Task brief: Which lines in the records below contain the word "meta"? Copy each one out.

Website and app data records:
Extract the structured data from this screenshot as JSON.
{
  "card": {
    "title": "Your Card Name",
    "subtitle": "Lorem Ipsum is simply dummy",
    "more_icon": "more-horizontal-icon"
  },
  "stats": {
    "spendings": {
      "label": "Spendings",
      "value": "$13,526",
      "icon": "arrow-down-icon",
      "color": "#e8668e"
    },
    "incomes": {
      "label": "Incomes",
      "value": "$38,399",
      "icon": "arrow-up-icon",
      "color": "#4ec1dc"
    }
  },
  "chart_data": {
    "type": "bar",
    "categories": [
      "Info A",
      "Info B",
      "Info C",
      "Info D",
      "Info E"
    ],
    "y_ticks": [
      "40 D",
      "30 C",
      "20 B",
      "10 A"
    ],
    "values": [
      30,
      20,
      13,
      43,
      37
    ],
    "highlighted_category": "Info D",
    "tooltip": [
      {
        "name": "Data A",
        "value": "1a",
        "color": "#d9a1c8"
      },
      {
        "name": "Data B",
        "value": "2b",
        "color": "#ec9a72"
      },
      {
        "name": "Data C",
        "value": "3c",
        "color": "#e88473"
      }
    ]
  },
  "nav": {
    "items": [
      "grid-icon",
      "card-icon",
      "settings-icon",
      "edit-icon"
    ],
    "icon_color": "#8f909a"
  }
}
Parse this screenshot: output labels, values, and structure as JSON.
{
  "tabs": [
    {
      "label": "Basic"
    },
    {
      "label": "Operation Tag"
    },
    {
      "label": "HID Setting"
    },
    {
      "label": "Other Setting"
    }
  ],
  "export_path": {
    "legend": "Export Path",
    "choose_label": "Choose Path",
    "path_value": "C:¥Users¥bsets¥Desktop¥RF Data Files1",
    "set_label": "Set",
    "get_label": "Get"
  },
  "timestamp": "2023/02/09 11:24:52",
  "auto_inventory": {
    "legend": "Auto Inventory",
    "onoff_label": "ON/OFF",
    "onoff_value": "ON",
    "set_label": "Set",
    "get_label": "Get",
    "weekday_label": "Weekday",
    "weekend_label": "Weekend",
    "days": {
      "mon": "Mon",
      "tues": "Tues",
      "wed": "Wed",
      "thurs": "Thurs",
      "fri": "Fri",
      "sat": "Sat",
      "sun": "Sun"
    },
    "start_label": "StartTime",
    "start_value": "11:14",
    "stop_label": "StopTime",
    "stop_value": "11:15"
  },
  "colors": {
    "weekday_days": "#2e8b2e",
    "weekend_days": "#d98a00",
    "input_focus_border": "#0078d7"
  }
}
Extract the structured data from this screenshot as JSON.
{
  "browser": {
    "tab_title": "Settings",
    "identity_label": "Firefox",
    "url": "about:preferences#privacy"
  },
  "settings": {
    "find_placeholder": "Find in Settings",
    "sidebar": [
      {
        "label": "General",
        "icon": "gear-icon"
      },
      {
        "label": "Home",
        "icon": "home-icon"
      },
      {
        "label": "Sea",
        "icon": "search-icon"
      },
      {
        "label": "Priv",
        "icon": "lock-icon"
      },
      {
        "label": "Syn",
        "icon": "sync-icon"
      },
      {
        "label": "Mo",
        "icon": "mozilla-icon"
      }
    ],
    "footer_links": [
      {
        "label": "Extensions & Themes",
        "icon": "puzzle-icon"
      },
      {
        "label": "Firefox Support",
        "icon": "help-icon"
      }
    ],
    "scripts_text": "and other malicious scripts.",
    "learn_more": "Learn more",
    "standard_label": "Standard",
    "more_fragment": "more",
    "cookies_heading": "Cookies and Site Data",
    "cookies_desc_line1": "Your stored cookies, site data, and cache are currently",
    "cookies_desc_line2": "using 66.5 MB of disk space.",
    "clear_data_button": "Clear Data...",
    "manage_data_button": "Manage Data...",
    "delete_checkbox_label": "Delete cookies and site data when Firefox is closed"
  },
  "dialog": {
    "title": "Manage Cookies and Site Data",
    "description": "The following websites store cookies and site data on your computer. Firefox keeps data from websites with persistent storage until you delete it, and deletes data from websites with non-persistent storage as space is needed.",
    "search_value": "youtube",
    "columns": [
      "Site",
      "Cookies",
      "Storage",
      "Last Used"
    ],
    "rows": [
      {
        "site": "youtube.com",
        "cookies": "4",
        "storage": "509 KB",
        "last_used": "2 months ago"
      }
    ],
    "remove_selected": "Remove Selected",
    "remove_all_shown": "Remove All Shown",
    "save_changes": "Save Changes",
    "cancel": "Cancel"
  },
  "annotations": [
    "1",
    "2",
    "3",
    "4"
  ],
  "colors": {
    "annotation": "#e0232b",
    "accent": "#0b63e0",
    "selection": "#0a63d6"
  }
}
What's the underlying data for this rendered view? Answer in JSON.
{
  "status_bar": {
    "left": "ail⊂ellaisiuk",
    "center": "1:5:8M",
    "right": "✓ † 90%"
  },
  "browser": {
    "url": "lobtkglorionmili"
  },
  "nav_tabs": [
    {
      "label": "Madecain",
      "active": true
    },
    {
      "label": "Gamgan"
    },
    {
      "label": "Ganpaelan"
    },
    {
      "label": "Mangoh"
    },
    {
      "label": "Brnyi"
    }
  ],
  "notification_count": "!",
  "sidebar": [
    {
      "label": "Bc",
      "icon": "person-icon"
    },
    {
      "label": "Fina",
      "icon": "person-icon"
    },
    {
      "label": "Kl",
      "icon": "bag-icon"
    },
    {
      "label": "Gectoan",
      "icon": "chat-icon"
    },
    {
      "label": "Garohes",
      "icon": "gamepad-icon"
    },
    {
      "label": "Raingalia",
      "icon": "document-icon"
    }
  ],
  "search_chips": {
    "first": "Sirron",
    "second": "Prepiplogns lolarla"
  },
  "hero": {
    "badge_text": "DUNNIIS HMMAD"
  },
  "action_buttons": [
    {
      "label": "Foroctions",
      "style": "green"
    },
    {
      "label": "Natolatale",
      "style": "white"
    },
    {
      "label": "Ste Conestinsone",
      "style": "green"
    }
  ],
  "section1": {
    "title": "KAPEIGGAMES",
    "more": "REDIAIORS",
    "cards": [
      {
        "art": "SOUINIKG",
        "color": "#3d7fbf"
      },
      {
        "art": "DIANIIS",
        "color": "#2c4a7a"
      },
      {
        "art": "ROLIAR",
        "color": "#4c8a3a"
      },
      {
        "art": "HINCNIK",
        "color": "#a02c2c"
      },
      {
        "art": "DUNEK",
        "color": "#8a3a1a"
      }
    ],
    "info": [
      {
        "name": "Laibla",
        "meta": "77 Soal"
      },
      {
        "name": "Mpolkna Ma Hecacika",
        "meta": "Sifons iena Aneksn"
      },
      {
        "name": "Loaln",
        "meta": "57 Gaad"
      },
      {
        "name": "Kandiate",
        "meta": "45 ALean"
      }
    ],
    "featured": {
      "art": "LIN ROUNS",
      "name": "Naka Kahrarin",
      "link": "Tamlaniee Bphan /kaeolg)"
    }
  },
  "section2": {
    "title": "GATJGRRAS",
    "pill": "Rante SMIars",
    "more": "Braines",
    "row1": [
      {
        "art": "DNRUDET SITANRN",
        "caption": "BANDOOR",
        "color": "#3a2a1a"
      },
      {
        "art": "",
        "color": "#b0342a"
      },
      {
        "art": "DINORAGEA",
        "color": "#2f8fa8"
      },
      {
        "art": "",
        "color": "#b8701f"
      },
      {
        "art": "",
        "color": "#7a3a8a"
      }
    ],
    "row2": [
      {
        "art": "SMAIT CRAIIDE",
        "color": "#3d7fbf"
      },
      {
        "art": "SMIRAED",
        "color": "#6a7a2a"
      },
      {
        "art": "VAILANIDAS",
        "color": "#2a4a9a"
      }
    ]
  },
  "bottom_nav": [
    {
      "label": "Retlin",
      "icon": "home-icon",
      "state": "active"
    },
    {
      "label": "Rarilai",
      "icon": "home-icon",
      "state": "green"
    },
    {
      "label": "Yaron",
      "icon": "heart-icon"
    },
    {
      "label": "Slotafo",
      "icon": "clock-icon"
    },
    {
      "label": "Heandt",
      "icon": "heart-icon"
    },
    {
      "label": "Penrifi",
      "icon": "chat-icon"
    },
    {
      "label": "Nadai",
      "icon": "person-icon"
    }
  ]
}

Exercise response:
        "meta": "77 Soal"
        "meta": "Sifons iena Aneksn"
        "meta": "57 Gaad"
        "meta": "45 ALean"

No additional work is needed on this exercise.